The Federal Reserve’s plan to buy more Treasury bonds, announced Nov. 3, 2010, could increase pressure on credit unions’ defined benefits plans in the form of lower funding ratios, larger pension expenses, and, depending on the funded status of the plan, the possibility of higher funding requirements.
In an attempt to invigorate the economy, the Fed will purchase $600 billion of long-term U.S. Treasury securities in $75 billion monthly increments until June 2011.
Analysts had been expecting the announcement after several weeks of telegraphing signals from the Fed. Only the size of the effort was in question, and it landed slightly lower than expectations.
The Fed’s goal is to drive market interest rates lower, thereby stimulating credit creation and aggregate demand in the economy while fending off a deflationary spiral.
The strategy is controversial and loaded with risk, but the Fed clearly believes the risks of doing nothing are greater. The Fed also indicated it reserves the right to change course if the program produces unintended results.
One potential byproduct of more quantitative easing is increased pressure on defined benefit plans. Pension liabilities are calculated as the discounted value of the future benefits owed to employees. The rates used to discount those obligations are based on a corporate bond yield curve.
If corporate bond yields drop in response to quantitative easing—which is by no means a certainty in spite of the Fed’s actions—pension liabilities will increase.
A 50 basis point drop in discount rates will generally cause pension liabilities to increase 8% to 10%.

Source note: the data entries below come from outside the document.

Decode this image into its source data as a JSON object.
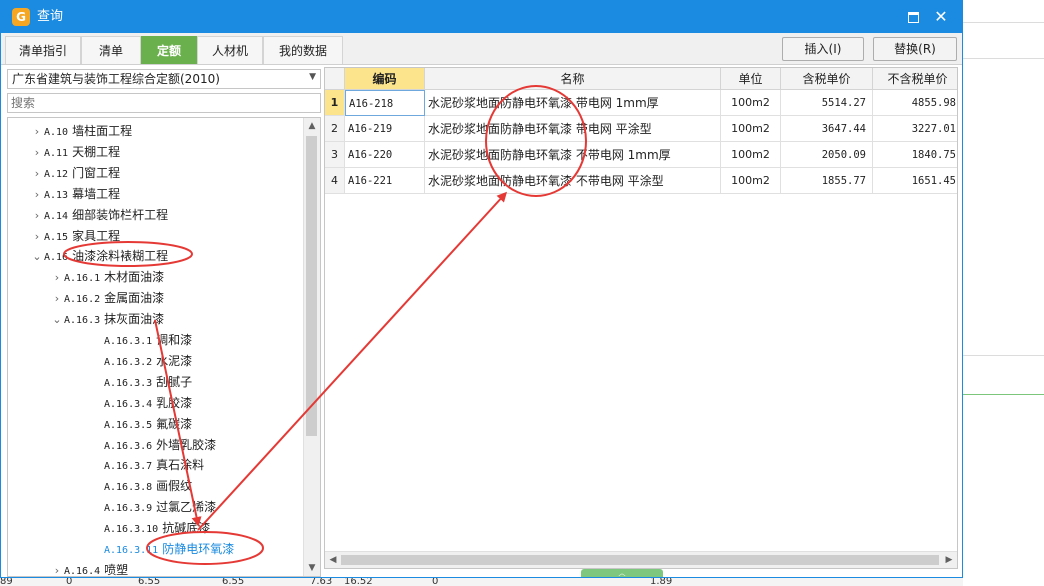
{
  "window": {
    "title": "查询",
    "app_icon_glyph": "G"
  },
  "tabs": [
    {
      "label": "清单指引"
    },
    {
      "label": "清单"
    },
    {
      "label": "定额",
      "active": true
    },
    {
      "label": "人材机"
    },
    {
      "label": "我的数据"
    }
  ],
  "toolbar": {
    "insert_label": "插入(I)",
    "replace_label": "替换(R)"
  },
  "left": {
    "quota_set": "广东省建筑与装饰工程综合定额(2010)",
    "search_placeholder": "搜索"
  },
  "tree": [
    {
      "code": "A.10",
      "label": "墙柱面工程",
      "chev": "›"
    },
    {
      "code": "A.11",
      "label": "天棚工程",
      "chev": "›"
    },
    {
      "code": "A.12",
      "label": "门窗工程",
      "chev": "›"
    },
    {
      "code": "A.13",
      "label": "幕墙工程",
      "chev": "›"
    },
    {
      "code": "A.14",
      "label": "细部装饰栏杆工程",
      "chev": "›"
    },
    {
      "code": "A.15",
      "label": "家具工程",
      "chev": "›"
    },
    {
      "code": "A.16",
      "label": "油漆涂料裱糊工程",
      "chev": "⌄"
    },
    {
      "code": "A.16.1",
      "label": "木材面油漆",
      "chev": "›"
    },
    {
      "code": "A.16.2",
      "label": "金属面油漆",
      "chev": "›"
    },
    {
      "code": "A.16.3",
      "label": "抹灰面油漆",
      "chev": "⌄"
    },
    {
      "code": "A.16.3.1",
      "label": "调和漆",
      "chev": ""
    },
    {
      "code": "A.16.3.2",
      "label": "水泥漆",
      "chev": ""
    },
    {
      "code": "A.16.3.3",
      "label": "刮腻子",
      "chev": ""
    },
    {
      "code": "A.16.3.4",
      "label": "乳胶漆",
      "chev": ""
    },
    {
      "code": "A.16.3.5",
      "label": "氟碳漆",
      "chev": ""
    },
    {
      "code": "A.16.3.6",
      "label": "外墙乳胶漆",
      "chev": ""
    },
    {
      "code": "A.16.3.7",
      "label": "真石涂料",
      "chev": ""
    },
    {
      "code": "A.16.3.8",
      "label": "画假纹",
      "chev": ""
    },
    {
      "code": "A.16.3.9",
      "label": "过氯乙烯漆",
      "chev": ""
    },
    {
      "code": "A.16.3.10",
      "label": "抗碱底漆",
      "chev": ""
    },
    {
      "code": "A.16.3.11",
      "label": "防静电环氧漆",
      "chev": "",
      "selected": true
    },
    {
      "code": "A.16.4",
      "label": "喷塑",
      "chev": "›"
    }
  ],
  "grid": {
    "headers": [
      "编码",
      "名称",
      "单位",
      "含税单价",
      "不含税单价"
    ],
    "rows": [
      {
        "num": "1",
        "code": "A16-218",
        "name": "水泥砂浆地面防静电环氧漆 带电网 1mm厚",
        "unit": "100m2",
        "price_tax": "5514.27",
        "price_notax": "4855.98"
      },
      {
        "num": "2",
        "code": "A16-219",
        "name": "水泥砂浆地面防静电环氧漆 带电网 平涂型",
        "unit": "100m2",
        "price_tax": "3647.44",
        "price_notax": "3227.01"
      },
      {
        "num": "3",
        "code": "A16-220",
        "name": "水泥砂浆地面防静电环氧漆 不带电网 1mm厚",
        "unit": "100m2",
        "price_tax": "2050.09",
        "price_notax": "1840.75"
      },
      {
        "num": "4",
        "code": "A16-221",
        "name": "水泥砂浆地面防静电环氧漆 不带电网 平涂型",
        "unit": "100m2",
        "price_tax": "1855.77",
        "price_notax": "1651.45"
      }
    ]
  },
  "background_values": [
    "89",
    "0",
    "6.55",
    "6.55",
    "7.63",
    "16.52",
    "0",
    "1.89"
  ],
  "colors": {
    "titlebar": "#1a8be0",
    "active_tab": "#6ab04c",
    "header_highlight": "#fce48d",
    "annotation": "#e53935"
  }
}
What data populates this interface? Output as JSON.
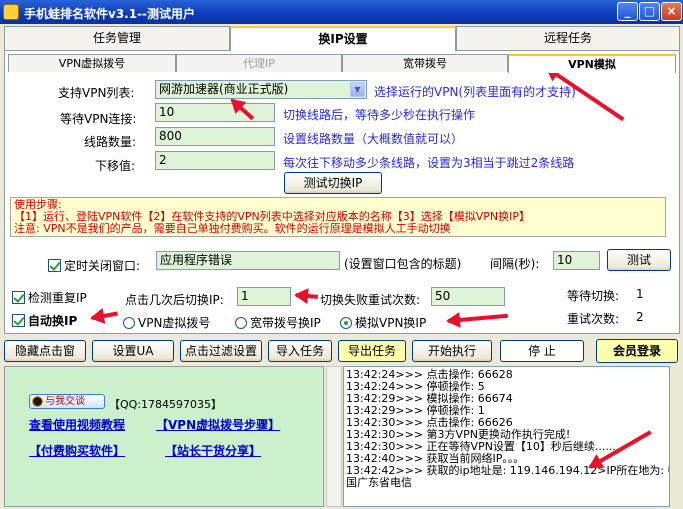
{
  "window": {
    "title": "手机蛙排名软件v3.1--测试用户",
    "minimize": "_",
    "maximize": "□",
    "close": "×"
  },
  "main_tabs": [
    {
      "label": "任务管理"
    },
    {
      "label": "换IP设置"
    },
    {
      "label": "远程任务"
    }
  ],
  "sub_tabs": [
    {
      "label": "VPN虚拟拨号"
    },
    {
      "label": "代理IP"
    },
    {
      "label": "宽带拨号"
    },
    {
      "label": "VPN模拟"
    }
  ],
  "vpn": {
    "list_label": "支持VPN列表:",
    "list_value": "网游加速器(商业正式版)",
    "list_hint": "选择运行的VPN(列表里面有的才支持)",
    "wait_label": "等待VPN连接:",
    "wait_value": "10",
    "wait_hint": "切换线路后，等待多少秒在执行操作",
    "lines_label": "线路数量:",
    "lines_value": "800",
    "lines_hint": "设置线路数量（大概数值就可以）",
    "shift_label": "下移值:",
    "shift_value": "2",
    "shift_hint": "每次往下移动多少条线路，设置为3相当于跳过2条线路",
    "test_button": "测试切换IP"
  },
  "steps": {
    "title": "使用步骤:",
    "line1": "【1】运行、登陆VPN软件【2】在软件支持的VPN列表中选择对应版本的名称【3】选择【模拟VPN换IP】",
    "line2": "注意: VPN不是我们的产品，需要自己单独付费购买。软件的运行原理是模拟人工手动切换"
  },
  "timer": {
    "checkbox_label": "定时关闭窗口:",
    "window_value": "应用程序错误",
    "window_hint": "(设置窗口包含的标题)",
    "interval_label": "间隔(秒):",
    "interval_value": "10",
    "test_button": "测试"
  },
  "options": {
    "detect_dup": "检测重复IP",
    "clicks_label": "点击几次后切换IP:",
    "clicks_value": "1",
    "retry_label": "切换失败重试次数:",
    "retry_value": "50",
    "wait_switch_label": "等待切换:",
    "wait_switch_value": "1",
    "retry_count_label": "重试次数:",
    "retry_count_value": "2",
    "auto_ip": "自动换IP",
    "radio_vpn": "VPN虚拟拨号",
    "radio_broadband": "宽带拨号换IP",
    "radio_simulate": "模拟VPN换IP"
  },
  "toolbar": {
    "hide": "隐藏点击窗",
    "ua": "设置UA",
    "filter": "点击过滤设置",
    "import": "导入任务",
    "export": "导出任务",
    "start": "开始执行",
    "stop": "停 止",
    "login": "会员登录"
  },
  "left": {
    "qq_badge": "与我交谈",
    "qq": "【QQ:1784597035】",
    "link_tutorial": "查看使用视频教程",
    "link_vpn_steps": "【VPN虚拟拨号步骤】",
    "link_buy": "【付费购买软件】",
    "link_share": "【站长干货分享】"
  },
  "log": [
    "13:42:24>>> 点击操作: 66628",
    "13:42:24>>> 停顿操作: 5",
    "13:42:29>>> 模拟操作: 66674",
    "13:42:29>>> 停顿操作: 1",
    "13:42:30>>> 点击操作: 66626",
    "13:42:30>>> 第3方VPN更换动作执行完成!",
    "13:42:30>>> 正在等待VPN设置【10】秒后继续......",
    "13:42:40>>> 获取当前网络IP。。。",
    "13:42:42>>> 获取的ip地址是: 119.146.194.12>IP所在地为: 中",
    "国广东省电信"
  ],
  "colors": {
    "arrow": "#e8102a",
    "accent": "#ffc83c",
    "link": "#0000d0",
    "warning": "#d00000"
  }
}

Next: CUs have funding cushion
Not only does absenteeism affect your bottom line, it increases everyone’s workload.